Frogs and toads, cold-blooded herptiles (amphibians and reptiles) can be found on every continent except Antarctica. The name originates from ancient Greek, roughly translating to “loathsome yucky thing which crawls on its belly.” They have been around since the Jurassic period, sharing the world with the likes of Tyrannosaurus rex, and were the first creatures on this planet to develop vocal chords.
“Ribbit,” or as we say in Japan “kerokero,” were the first words ever spoken by a living creature.
There are around 2,000 species, ranging in size from the African bull frog (a ten-pound giant with a mouth big enough to swallow a cat) to the tiny arrow frogs no bigger than a fingernail. Some species hibernate under icy ponds to pass the winter; others go to sleep underground, sometimes for years, to escape a desert drought.
They fill the summer nights with musical choruses, and where ever there is water, frogs can be found, singing about sex. A male frog with a strong voice will be irresistible to the lady frogs – a bit like being a famous pop star.
In many human cultures frogs and toads are believed to bring good luck by foretelling the onset of rain. They can often sense when the year’s first downpour is coming and will appear in great numbers where ponds are likely to form.
It is because of this sudden, almost magical emergence, coinciding with a change in the weather, which has led some of us to believe that frogs arrive in the clouds and fall from the skies. Sometimes this really happens, such as in Mexico when small tornado passed over a pond full of croaking frogs. The unsuspecting creatures were sucked up and later dumped on a small village, causing a bout of religious panic amongst the residents.
There are also darker legends, tales of black magic and potions and spells. No witch’s house was complete without a toad lurking in the corner next to a big bubbling cauldron; it’s an integral ingredient in all evil brews.

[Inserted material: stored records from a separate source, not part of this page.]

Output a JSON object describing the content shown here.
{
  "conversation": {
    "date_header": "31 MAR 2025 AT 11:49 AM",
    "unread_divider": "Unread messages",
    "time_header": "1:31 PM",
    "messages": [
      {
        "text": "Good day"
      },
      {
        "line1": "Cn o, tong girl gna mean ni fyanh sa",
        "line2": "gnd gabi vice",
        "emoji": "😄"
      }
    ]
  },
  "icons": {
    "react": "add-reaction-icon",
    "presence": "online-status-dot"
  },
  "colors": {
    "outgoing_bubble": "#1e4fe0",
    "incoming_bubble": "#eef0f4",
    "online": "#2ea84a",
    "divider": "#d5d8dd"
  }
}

Medieval records in England speak of toads facing trial for witchcraft, and then being burned at the stake. But these reputed magical powers are, in fact, not too far from the truth. Nearly all amphibians produce skin toxins. These powerful alkaloid compounds can sometimes, if ingested, result in paralysis and death. They also cause visual and auditory hallucinations (similar to magic mushrooms). Witches and wizards of old understood how to use these substances long before the world of modern science discovered them.
The frogs themselves use these poisons as a defense against hungry predators, a very clever and effective method of protection, and one which has been taken to extremes by the tiny South American poison arrow frogs. Just one microgram (an amount smaller than a grain of sugar) is enough to kill a human being, and simply picking one up in your hands could prove fatal. These brightly colored jewels of the rainforest are traditionally used by Indian tribes as military hardware. Hunting darts and war weapons are carefully rubbed upon the frog’s skin so that enemies and prey can be killed instantly with nothing more complex than a tiny wooden dart.
But although they are deadly, medical scientists have been investigating the properties of the chemical compounds and as a result, drugs are being developed that will alleviate chronic and long-term pain in human patients.
There is also hope for future breakthroughs regarding the treatment and prevention of Alzheimer’s disease and strokes. Pharmaceutical companies are confident that drugs will be developed that will eventually bring benefits to over forty million people worldwide.
But one serious obstacle faces the continued research and development of these drugs. The frogs themselves are becoming extinct.
Across the globe, hundreds of species are becoming infected with a deadly fungus, and specialists worry that it may eventually wipe out every single amphibian on this planet.
The causes are yet uncertain, but scientists speculate that manmade environmental change is to blame. A frog’s skin is a very sensitive organ; they breathe through it and they drink through it. The slightest change in their environment can damage this skin, increasing the animal’s susceptibility to infection.
Herpetologists (those who study amphibians and reptiles) have described frogs as early bio-indicators. In other words, due to their extreme sensitivity, their health directly reflects that of the quality of the environment they live in.
Declining amphibian populations are a concern because they indicate general environmental decay and contamination, with serious implications on the future health of other animals – including human beings.
Efforts are being made to find a cure for the fungus, but in the meantime, captive breeding of frogs in safe locations is ensuring that at least some of the species will survive (an amphibian equivalent of Noah’s ark). Should a way of eradicating the fungus or inoculating the frogs be discovered, they will then be reintroduced.
“This is not an ideal solution,” scientists say. “Preventative medicine is always preferential to a cure. It would be better if we took better care of the planet that these vanishing frogs and we ourselves call our home.”